Average quality, over-cropped fruit can never, ever be ‘made’ into great wine. Period. What can be done to make it into reasonable wine often involves a good deal of intervention from the winemaker, including additives to enhance or discourage certain characteristics.

While we can’t say definitively that certain additives give headaches or create dehydration (though we know alcohol does this for sure), both science and common sense suggest that the more processed and additive-laden the food and drink we put into our bodies is, the higher the chances of a negative effect.

Sulphur, for example, is a recognised allergen, which is why it is declared on wine bottles. But what don’t we know about the compounds that leech from new oak barrels? What about the copper that is used (albeit in small quantities) to ‘clean up’ wine and make it fruitier?
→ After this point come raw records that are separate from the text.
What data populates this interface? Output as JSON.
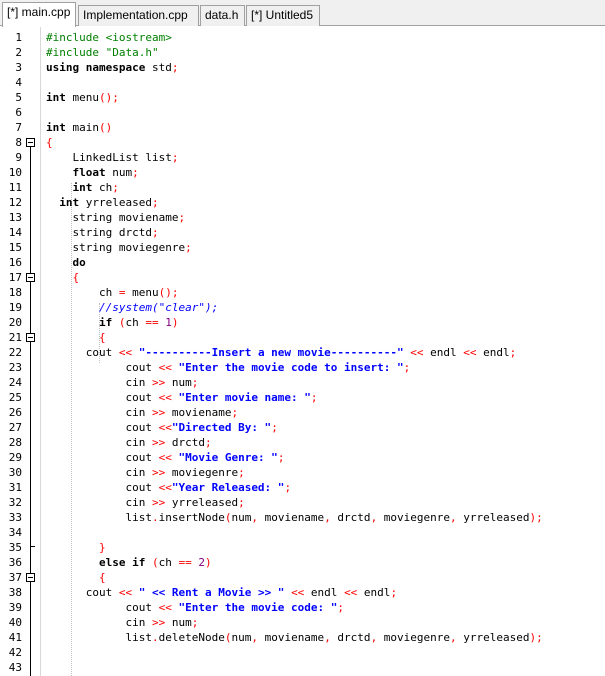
{
  "tabs": [
    {
      "label": "[*] main.cpp",
      "active": true
    },
    {
      "label": "Implementation.cpp",
      "active": false
    },
    {
      "label": "data.h",
      "active": false
    },
    {
      "label": "[*] Untitled5",
      "active": false
    }
  ],
  "lines": [
    {
      "n": "1",
      "t": [
        [
          "pp",
          "#include <iostream>"
        ]
      ]
    },
    {
      "n": "2",
      "t": [
        [
          "pp",
          "#include \"Data.h\""
        ]
      ]
    },
    {
      "n": "3",
      "t": [
        [
          "kw",
          "using namespace"
        ],
        [
          "",
          " std"
        ],
        [
          "op",
          ";"
        ]
      ]
    },
    {
      "n": "4",
      "t": []
    },
    {
      "n": "5",
      "t": [
        [
          "kw",
          "int"
        ],
        [
          "",
          " menu"
        ],
        [
          "op",
          "();"
        ]
      ]
    },
    {
      "n": "6",
      "t": []
    },
    {
      "n": "7",
      "t": [
        [
          "kw",
          "int"
        ],
        [
          "",
          " main"
        ],
        [
          "op",
          "()"
        ]
      ]
    },
    {
      "n": "8",
      "t": [
        [
          "op",
          "{"
        ]
      ]
    },
    {
      "n": "9",
      "t": [
        [
          "",
          "    LinkedList list"
        ],
        [
          "op",
          ";"
        ]
      ]
    },
    {
      "n": "10",
      "t": [
        [
          "kw",
          "    float"
        ],
        [
          "",
          " num"
        ],
        [
          "op",
          ";"
        ]
      ]
    },
    {
      "n": "11",
      "t": [
        [
          "kw",
          "    int"
        ],
        [
          "",
          " ch"
        ],
        [
          "op",
          ";"
        ]
      ]
    },
    {
      "n": "12",
      "t": [
        [
          "kw",
          "  int"
        ],
        [
          "",
          " yrreleased"
        ],
        [
          "op",
          ";"
        ]
      ]
    },
    {
      "n": "13",
      "t": [
        [
          "",
          "    string moviename"
        ],
        [
          "op",
          ";"
        ]
      ]
    },
    {
      "n": "14",
      "t": [
        [
          "",
          "    string drctd"
        ],
        [
          "op",
          ";"
        ]
      ]
    },
    {
      "n": "15",
      "t": [
        [
          "",
          "    string moviegenre"
        ],
        [
          "op",
          ";"
        ]
      ]
    },
    {
      "n": "16",
      "t": [
        [
          "kw",
          "    do"
        ]
      ]
    },
    {
      "n": "17",
      "t": [
        [
          "",
          "    "
        ],
        [
          "op",
          "{"
        ]
      ]
    },
    {
      "n": "18",
      "t": [
        [
          "",
          "        ch "
        ],
        [
          "op",
          "="
        ],
        [
          "",
          " menu"
        ],
        [
          "op",
          "();"
        ]
      ]
    },
    {
      "n": "19",
      "t": [
        [
          "cm",
          "        //system(\"clear\");"
        ]
      ]
    },
    {
      "n": "20",
      "t": [
        [
          "kw",
          "        if"
        ],
        [
          "",
          " "
        ],
        [
          "op",
          "("
        ],
        [
          "",
          "ch "
        ],
        [
          "op",
          "=="
        ],
        [
          "",
          " "
        ],
        [
          "num",
          "1"
        ],
        [
          "op",
          ")"
        ]
      ]
    },
    {
      "n": "21",
      "t": [
        [
          "",
          "        "
        ],
        [
          "op",
          "{"
        ]
      ]
    },
    {
      "n": "22",
      "t": [
        [
          "",
          "      cout "
        ],
        [
          "op",
          "<<"
        ],
        [
          "",
          " "
        ],
        [
          "str",
          "\"----------Insert a new movie----------\""
        ],
        [
          "",
          " "
        ],
        [
          "op",
          "<<"
        ],
        [
          "",
          " endl "
        ],
        [
          "op",
          "<<"
        ],
        [
          "",
          " endl"
        ],
        [
          "op",
          ";"
        ]
      ]
    },
    {
      "n": "23",
      "t": [
        [
          "",
          "            cout "
        ],
        [
          "op",
          "<<"
        ],
        [
          "",
          " "
        ],
        [
          "str",
          "\"Enter the movie code to insert: \""
        ],
        [
          "op",
          ";"
        ]
      ]
    },
    {
      "n": "24",
      "t": [
        [
          "",
          "            cin "
        ],
        [
          "op",
          ">>"
        ],
        [
          "",
          " num"
        ],
        [
          "op",
          ";"
        ]
      ]
    },
    {
      "n": "25",
      "t": [
        [
          "",
          "            cout "
        ],
        [
          "op",
          "<<"
        ],
        [
          "",
          " "
        ],
        [
          "str",
          "\"Enter movie name: \""
        ],
        [
          "op",
          ";"
        ]
      ]
    },
    {
      "n": "26",
      "t": [
        [
          "",
          "            cin "
        ],
        [
          "op",
          ">>"
        ],
        [
          "",
          " moviename"
        ],
        [
          "op",
          ";"
        ]
      ]
    },
    {
      "n": "27",
      "t": [
        [
          "",
          "            cout "
        ],
        [
          "op",
          "<<"
        ],
        [
          "str",
          "\"Directed By: \""
        ],
        [
          "op",
          ";"
        ]
      ]
    },
    {
      "n": "28",
      "t": [
        [
          "",
          "            cin "
        ],
        [
          "op",
          ">>"
        ],
        [
          "",
          " drctd"
        ],
        [
          "op",
          ";"
        ]
      ]
    },
    {
      "n": "29",
      "t": [
        [
          "",
          "            cout "
        ],
        [
          "op",
          "<<"
        ],
        [
          "",
          " "
        ],
        [
          "str",
          "\"Movie Genre: \""
        ],
        [
          "op",
          ";"
        ]
      ]
    },
    {
      "n": "30",
      "t": [
        [
          "",
          "            cin "
        ],
        [
          "op",
          ">>"
        ],
        [
          "",
          " moviegenre"
        ],
        [
          "op",
          ";"
        ]
      ]
    },
    {
      "n": "31",
      "t": [
        [
          "",
          "            cout "
        ],
        [
          "op",
          "<<"
        ],
        [
          "str",
          "\"Year Released: \""
        ],
        [
          "op",
          ";"
        ]
      ]
    },
    {
      "n": "32",
      "t": [
        [
          "",
          "            cin "
        ],
        [
          "op",
          ">>"
        ],
        [
          "",
          " yrreleased"
        ],
        [
          "op",
          ";"
        ]
      ]
    },
    {
      "n": "33",
      "t": [
        [
          "",
          "            list"
        ],
        [
          "op",
          "."
        ],
        [
          "",
          "insertNode"
        ],
        [
          "op",
          "("
        ],
        [
          "",
          "num"
        ],
        [
          "op",
          ","
        ],
        [
          "",
          " moviename"
        ],
        [
          "op",
          ","
        ],
        [
          "",
          " drctd"
        ],
        [
          "op",
          ","
        ],
        [
          "",
          " moviegenre"
        ],
        [
          "op",
          ","
        ],
        [
          "",
          " yrreleased"
        ],
        [
          "op",
          ");"
        ]
      ]
    },
    {
      "n": "34",
      "t": []
    },
    {
      "n": "35",
      "t": [
        [
          "",
          "        "
        ],
        [
          "op",
          "}"
        ]
      ]
    },
    {
      "n": "36",
      "t": [
        [
          "kw",
          "        else if"
        ],
        [
          "",
          " "
        ],
        [
          "op",
          "("
        ],
        [
          "",
          "ch "
        ],
        [
          "op",
          "=="
        ],
        [
          "",
          " "
        ],
        [
          "num",
          "2"
        ],
        [
          "op",
          ")"
        ]
      ]
    },
    {
      "n": "37",
      "t": [
        [
          "",
          "        "
        ],
        [
          "op",
          "{"
        ]
      ]
    },
    {
      "n": "38",
      "t": [
        [
          "",
          "      cout "
        ],
        [
          "op",
          "<<"
        ],
        [
          "",
          " "
        ],
        [
          "str",
          "\" << Rent a Movie >> \""
        ],
        [
          "",
          " "
        ],
        [
          "op",
          "<<"
        ],
        [
          "",
          " endl "
        ],
        [
          "op",
          "<<"
        ],
        [
          "",
          " endl"
        ],
        [
          "op",
          ";"
        ]
      ]
    },
    {
      "n": "39",
      "t": [
        [
          "",
          "            cout "
        ],
        [
          "op",
          "<<"
        ],
        [
          "",
          " "
        ],
        [
          "str",
          "\"Enter the movie code: \""
        ],
        [
          "op",
          ";"
        ]
      ]
    },
    {
      "n": "40",
      "t": [
        [
          "",
          "            cin "
        ],
        [
          "op",
          ">>"
        ],
        [
          "",
          " num"
        ],
        [
          "op",
          ";"
        ]
      ]
    },
    {
      "n": "41",
      "t": [
        [
          "",
          "            list"
        ],
        [
          "op",
          "."
        ],
        [
          "",
          "deleteNode"
        ],
        [
          "op",
          "("
        ],
        [
          "",
          "num"
        ],
        [
          "op",
          ","
        ],
        [
          "",
          " moviename"
        ],
        [
          "op",
          ","
        ],
        [
          "",
          " drctd"
        ],
        [
          "op",
          ","
        ],
        [
          "",
          " moviegenre"
        ],
        [
          "op",
          ","
        ],
        [
          "",
          " yrreleased"
        ],
        [
          "op",
          ");"
        ]
      ]
    },
    {
      "n": "42",
      "t": []
    },
    {
      "n": "43",
      "t": []
    }
  ]
}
Does that mean opting for natural wine only? No, not necessarily. Natural wine can also be made from poor quality grapes. Moreover, too little intervention can … Read more >

The Diacetyl Debate

When I was a kid there was no such thing as the healthy heart tick – we grew up on dairy products. With potentially average ingredients or limited cooking expertise, a glug of cream or a chunk of … Read more >

In pursuit of Winefulness

Picture the scene: On your way to a dinner party you stop to buy a bottle of wine. For some reason your usual confidence in a well-priced but relatively unknown wine is replaced by a gnawing feeling of … Read more >

The Placebo Effect

Not that long ago, a study by Stanford neuro-economist Baba Shiv proved that when people are told a product is expensive, they extract more pleasure from it.

This is not a hugely surprising revelation, particularly in relation to … Read more >

Minerality – The Great Debate

“Wet stone. Matchstick. Vibrancy. Slate. Exclusively textural. Alcohol sensitive. Schist. Possibly the only true measure of greatness in wine.”

The popular definitions for the term ‘minerality’ are many and varied. It is a term that means different things … Read more >

Selling out… in a good way

It feels surreal to be writing this before I’ve even opened the doors of the tasting room: I have almost sold out of my first vintage – Cedalion 2013 Single Vineyard Chardonnay from Waiheke Island.

When I was … Read more >

No to the status quo

After 20 years in the wine trade learning from the many eminent and distinguished experts who dominate the industry, I am about to release the first wine that I dare put my name on.

It comes from a … Read more >